> _Work request_:
Return all lines from the listing below in which "image" appears.

> _Entries provided_:

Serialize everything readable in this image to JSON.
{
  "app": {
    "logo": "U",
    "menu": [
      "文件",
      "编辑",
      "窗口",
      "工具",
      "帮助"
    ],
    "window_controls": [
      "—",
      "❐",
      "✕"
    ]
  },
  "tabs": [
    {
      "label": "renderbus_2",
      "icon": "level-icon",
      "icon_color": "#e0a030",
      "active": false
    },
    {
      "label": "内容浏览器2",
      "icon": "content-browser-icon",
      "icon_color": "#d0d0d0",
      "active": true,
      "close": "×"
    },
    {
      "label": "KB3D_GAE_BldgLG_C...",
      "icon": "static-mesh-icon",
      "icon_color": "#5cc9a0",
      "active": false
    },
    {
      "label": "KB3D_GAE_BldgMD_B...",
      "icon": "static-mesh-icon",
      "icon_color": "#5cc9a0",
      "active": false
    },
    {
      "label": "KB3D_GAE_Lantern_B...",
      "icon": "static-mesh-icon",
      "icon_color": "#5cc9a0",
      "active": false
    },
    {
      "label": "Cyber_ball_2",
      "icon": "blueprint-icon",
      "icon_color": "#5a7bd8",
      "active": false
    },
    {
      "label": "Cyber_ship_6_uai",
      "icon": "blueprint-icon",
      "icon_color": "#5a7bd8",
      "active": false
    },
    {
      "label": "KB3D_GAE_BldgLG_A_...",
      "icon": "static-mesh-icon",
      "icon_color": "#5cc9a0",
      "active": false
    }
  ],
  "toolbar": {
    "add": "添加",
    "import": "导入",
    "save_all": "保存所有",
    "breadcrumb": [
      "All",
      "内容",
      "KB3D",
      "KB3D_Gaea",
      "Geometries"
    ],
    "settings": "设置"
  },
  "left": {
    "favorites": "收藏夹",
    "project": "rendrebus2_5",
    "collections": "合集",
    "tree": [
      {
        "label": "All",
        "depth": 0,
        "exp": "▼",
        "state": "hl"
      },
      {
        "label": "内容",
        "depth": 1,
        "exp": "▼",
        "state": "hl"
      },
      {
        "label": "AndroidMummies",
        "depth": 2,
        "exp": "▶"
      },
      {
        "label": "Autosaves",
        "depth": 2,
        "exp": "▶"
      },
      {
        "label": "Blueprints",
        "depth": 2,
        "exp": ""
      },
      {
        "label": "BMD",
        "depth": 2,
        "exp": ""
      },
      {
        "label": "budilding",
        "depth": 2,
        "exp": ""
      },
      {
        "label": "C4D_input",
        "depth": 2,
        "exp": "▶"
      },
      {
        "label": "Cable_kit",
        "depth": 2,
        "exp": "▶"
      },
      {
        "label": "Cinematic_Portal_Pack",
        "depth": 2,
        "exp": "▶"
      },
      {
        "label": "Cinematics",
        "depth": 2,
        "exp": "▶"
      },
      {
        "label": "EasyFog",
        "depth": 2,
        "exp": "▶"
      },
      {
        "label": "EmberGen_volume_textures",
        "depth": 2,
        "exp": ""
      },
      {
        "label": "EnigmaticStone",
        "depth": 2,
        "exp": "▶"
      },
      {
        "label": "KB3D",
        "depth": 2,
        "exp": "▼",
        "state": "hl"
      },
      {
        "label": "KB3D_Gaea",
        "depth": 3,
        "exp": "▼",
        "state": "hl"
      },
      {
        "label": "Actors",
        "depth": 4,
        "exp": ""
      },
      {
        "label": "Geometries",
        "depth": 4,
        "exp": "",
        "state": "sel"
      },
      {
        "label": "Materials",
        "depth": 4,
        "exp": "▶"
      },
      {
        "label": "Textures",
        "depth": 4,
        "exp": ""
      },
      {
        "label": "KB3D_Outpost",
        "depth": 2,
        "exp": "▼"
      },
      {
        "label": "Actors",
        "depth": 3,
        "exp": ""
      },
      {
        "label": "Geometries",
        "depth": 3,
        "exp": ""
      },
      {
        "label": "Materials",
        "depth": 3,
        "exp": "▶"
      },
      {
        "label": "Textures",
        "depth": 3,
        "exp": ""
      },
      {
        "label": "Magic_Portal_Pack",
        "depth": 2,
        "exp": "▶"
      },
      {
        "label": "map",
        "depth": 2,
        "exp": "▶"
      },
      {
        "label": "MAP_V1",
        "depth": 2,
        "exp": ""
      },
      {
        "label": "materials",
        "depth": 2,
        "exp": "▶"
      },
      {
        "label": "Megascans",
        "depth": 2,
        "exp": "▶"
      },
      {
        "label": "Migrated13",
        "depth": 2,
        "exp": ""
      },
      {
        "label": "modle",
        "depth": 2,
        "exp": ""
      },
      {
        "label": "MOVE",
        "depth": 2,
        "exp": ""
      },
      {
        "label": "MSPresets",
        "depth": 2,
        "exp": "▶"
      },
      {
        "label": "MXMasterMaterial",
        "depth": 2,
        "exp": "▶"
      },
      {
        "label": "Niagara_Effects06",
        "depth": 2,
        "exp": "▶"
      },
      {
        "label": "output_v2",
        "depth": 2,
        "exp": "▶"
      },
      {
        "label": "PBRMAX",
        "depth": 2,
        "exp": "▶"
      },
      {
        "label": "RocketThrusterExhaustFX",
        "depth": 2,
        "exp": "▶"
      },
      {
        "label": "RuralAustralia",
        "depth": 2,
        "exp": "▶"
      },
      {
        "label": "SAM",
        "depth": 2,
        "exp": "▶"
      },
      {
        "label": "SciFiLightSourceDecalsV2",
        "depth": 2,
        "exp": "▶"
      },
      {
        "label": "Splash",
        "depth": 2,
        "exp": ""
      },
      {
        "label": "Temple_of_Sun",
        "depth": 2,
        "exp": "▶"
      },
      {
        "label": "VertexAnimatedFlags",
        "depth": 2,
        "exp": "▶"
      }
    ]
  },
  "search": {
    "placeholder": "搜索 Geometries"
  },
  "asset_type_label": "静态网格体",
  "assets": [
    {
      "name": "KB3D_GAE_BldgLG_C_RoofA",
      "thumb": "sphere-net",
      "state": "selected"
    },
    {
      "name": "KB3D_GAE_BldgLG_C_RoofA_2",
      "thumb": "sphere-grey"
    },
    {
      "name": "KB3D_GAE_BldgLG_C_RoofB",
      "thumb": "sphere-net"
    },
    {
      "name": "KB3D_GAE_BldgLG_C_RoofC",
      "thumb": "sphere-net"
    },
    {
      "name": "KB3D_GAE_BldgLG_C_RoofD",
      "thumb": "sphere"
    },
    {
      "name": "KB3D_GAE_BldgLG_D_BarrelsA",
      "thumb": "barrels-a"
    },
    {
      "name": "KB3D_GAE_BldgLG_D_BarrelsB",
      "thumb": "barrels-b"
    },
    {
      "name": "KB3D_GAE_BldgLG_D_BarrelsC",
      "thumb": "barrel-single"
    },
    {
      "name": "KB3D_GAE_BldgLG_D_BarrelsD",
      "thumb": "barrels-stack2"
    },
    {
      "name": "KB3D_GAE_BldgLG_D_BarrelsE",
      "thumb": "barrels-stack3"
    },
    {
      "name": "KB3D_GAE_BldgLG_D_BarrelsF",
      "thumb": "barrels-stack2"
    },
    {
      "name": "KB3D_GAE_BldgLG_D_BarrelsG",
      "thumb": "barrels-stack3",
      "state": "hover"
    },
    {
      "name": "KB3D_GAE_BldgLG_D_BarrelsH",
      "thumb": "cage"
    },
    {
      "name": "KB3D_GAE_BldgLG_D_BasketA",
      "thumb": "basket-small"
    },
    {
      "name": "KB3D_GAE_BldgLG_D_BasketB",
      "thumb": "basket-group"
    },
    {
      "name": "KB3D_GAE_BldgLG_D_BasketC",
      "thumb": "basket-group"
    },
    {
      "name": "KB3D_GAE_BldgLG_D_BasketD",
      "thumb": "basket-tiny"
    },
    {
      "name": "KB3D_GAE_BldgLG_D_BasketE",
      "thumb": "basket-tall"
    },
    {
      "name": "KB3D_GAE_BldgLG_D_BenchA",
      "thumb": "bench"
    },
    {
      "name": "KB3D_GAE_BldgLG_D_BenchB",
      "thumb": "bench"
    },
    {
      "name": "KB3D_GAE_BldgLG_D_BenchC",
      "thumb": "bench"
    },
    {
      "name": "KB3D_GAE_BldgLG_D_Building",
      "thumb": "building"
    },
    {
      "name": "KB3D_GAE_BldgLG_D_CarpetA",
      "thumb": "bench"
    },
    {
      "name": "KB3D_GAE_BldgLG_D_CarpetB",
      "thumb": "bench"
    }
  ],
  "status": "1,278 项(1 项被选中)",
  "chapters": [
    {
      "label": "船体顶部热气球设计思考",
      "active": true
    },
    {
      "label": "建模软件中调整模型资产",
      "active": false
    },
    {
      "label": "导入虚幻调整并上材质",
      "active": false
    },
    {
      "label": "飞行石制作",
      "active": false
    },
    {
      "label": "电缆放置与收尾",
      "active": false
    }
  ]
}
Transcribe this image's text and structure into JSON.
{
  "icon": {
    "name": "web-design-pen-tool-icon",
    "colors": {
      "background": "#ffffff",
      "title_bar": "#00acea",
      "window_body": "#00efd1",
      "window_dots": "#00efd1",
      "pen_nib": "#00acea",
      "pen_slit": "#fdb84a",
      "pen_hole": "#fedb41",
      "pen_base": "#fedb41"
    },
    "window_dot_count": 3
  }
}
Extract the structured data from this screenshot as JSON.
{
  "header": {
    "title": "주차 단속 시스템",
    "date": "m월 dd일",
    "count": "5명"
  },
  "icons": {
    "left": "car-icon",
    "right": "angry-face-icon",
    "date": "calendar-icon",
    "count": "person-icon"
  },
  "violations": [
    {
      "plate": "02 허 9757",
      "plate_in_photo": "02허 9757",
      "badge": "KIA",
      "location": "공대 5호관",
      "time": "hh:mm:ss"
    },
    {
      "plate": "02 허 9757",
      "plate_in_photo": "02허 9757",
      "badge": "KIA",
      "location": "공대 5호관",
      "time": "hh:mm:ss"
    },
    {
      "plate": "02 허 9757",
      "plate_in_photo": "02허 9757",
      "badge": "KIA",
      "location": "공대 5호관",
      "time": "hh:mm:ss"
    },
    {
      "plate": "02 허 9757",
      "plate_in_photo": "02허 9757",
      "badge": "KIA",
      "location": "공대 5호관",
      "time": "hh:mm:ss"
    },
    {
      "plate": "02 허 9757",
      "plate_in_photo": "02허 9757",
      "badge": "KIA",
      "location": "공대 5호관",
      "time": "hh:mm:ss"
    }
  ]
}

> _Task output_:
Serialize everything readable in this image to JSON.
Transcribe this image's text and structure into JSON.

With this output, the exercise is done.